Types of Condenser Microphones

There are two different types of condenser mics: small and large diaphragm.

Large-diaphragm microphones (LDMs) are most often the choice for studio vocals and any instrument recording where a deeper sound is desired. A large-diaphragm microphone warms up the sound of what it's recording, which also leads to the myth that most LDMs reproduce low frequencies better than small diaphragm mics; this isn't true, in fact, small-diaphragm mics are much better at reproducing everything evenly, including bass.

You'll want a pop screen if you're using a condenser microphone for vocals; they're so sensitive to transient noises that the "P" and "SH" sounds you make will cause distortion.

If you’re looking for a microphone with a large diaphragm, a good option is the Audio-Technica AT2035, which provides a natural sound. You can use it in your home, at a recording studio or in live performances; its cardioid studio condenser ensures low background noise.

Buy the Audio-Technica AT2035 on Amazon.com.

Small-diaphragm microphones (SDMs) are the best choice when you want a solid, wide-frequency response and the best transient response, which as noted above, is the ability for your microphone to reproduce fast sounds, such as stringed instruments. SDMs are also the preferred choice for concert taping.

For a small-diaphragm condenser microphone, check out these two options:

The Rode NT1KIT Condenser Microphone Cardioid features a pressure gradient acoustic principle, has a frequency range of 20Hz to 20kHz and comes with an SMR shock mount and dust cover.

Buy the Rode NT1KIT Condenser Microphone Cardioid on Amazon.com.

If you’re looking for a seriously over-top condenser microphone with a small diaphragm, the AKG Pro Audio C414 XLII is your best bet.

The microphone delivers incredible sound quality for lead vocals and solo instruments and has nine selectable polar patterns, plus three attenuation levels for close-up recording or high-output sources. And three switchable bass-cut filters help to reduce wind noise and stage vibration.

Buy the AKG Pro Audio C414 XLII Vocal Condenser on Amazon.com.

About Dynamic Microphones

Compared to condenser microphones, dynamic microphones are much more rugged. They're also especially resistant to moisture and other forms of abuse, which makes them the perfect choice onstage. Dynamic microphones like the Shure SM57 and Shure SM58 are legendary for not only their good sound quality, but also for the amount of abuse they can withstand. Any good rock club probably has at least five of each of these microphones in various states of aesthetic ruin, but they still turn on and more than likely sound just as they did the day they came out of the package.

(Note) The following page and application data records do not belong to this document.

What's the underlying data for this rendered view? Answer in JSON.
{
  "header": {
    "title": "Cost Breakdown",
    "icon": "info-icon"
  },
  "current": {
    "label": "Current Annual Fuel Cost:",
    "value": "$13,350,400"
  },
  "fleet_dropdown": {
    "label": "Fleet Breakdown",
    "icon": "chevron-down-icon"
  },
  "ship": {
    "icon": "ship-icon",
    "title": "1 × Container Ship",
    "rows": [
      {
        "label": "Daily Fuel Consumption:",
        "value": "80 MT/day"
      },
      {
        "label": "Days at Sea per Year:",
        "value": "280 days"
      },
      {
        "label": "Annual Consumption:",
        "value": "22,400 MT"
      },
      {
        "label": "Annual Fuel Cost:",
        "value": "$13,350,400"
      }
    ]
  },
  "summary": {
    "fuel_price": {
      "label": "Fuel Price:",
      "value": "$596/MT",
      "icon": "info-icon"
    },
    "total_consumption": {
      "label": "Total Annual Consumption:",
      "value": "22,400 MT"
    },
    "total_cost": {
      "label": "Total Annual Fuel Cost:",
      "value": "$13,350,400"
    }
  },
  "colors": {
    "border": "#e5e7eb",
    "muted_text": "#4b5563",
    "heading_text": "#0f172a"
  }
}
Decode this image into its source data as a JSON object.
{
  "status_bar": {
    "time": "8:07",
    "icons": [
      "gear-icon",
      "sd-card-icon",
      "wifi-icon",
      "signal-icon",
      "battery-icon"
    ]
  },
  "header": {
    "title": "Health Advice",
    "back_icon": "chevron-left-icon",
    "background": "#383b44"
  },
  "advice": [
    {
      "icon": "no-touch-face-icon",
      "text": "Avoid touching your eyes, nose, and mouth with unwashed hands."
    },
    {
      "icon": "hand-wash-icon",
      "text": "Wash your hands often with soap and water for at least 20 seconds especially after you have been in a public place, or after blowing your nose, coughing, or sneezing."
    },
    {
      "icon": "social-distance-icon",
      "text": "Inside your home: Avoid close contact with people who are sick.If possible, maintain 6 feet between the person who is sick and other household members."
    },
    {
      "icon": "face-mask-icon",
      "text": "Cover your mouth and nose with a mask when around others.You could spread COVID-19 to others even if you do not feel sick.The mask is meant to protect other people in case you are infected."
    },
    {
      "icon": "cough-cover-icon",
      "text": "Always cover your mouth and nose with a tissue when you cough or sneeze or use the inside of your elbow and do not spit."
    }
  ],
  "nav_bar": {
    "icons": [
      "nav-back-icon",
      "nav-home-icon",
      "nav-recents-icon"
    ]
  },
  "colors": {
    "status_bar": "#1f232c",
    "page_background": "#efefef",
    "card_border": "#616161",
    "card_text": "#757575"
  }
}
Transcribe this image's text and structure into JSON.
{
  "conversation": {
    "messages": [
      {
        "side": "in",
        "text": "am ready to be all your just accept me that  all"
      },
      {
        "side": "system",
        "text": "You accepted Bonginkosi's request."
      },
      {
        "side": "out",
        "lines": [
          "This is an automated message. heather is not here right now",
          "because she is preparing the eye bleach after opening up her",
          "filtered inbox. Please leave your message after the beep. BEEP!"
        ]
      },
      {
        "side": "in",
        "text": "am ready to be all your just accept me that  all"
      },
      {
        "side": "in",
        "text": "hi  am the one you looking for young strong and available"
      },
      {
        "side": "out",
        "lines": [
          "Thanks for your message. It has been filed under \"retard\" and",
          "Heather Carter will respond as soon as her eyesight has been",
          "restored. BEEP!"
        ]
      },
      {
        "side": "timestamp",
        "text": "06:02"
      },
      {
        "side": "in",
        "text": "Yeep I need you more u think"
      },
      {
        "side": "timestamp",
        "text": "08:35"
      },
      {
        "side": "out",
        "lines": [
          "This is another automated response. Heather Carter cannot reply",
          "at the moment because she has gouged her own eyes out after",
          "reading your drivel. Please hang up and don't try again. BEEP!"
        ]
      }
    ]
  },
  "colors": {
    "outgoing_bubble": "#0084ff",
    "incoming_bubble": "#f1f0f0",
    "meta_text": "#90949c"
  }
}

Buy the Shure SM58 on Amazon.com.

Dynamic microphones don't require their own power supply like condenser microphones. However, their sound quality is generally not as accurate. Most dynamic microphones have a limited frequency response, which makes them well-suited, along with their ability to withstand high sound pressure levels, for loud guitar amps, live vocals and drums.

Choosing the Right Mic

To make the best choice, you should consider what you are doing with the mic.

If you're recording vocals at home, you'll want a large-diaphragm condenser microphone if you have phantom power; if not, you might want to consider a large-diaphragm dynamic microphone like the Shure SM7B, available on Amazon.com.

If you're recording acoustic guitar, you'll be best served by good small-diaphragm condenser microphone. A good choice if you’re on a budget is the Marshall MXL 603S, but if you’re looking for a much better upgrade, the Neumann KM184 does the trick.

Buy the Marshall MXL 603S on Amazon.com.

Buy the Neumann KM184 on Amazon.com.

For recording on cello/upright bass, the one to choose is a large-diaphragm condenser mic. This is because, while the strings resonate quickly, the slower transient response of the large-diaphragm microphone will make for better low-frequency reproduction on these instruments.

Concert taping works best with a pair of small-diaphragm condenser microphones for stereo recording. The small diaphragm allows for faster and more accurate transient replication and better low-end reproduction.

For drums, you'll want a combination of dynamic and condenser microphones. Here’s are some recommendations. All these mics are available on Amazon.com.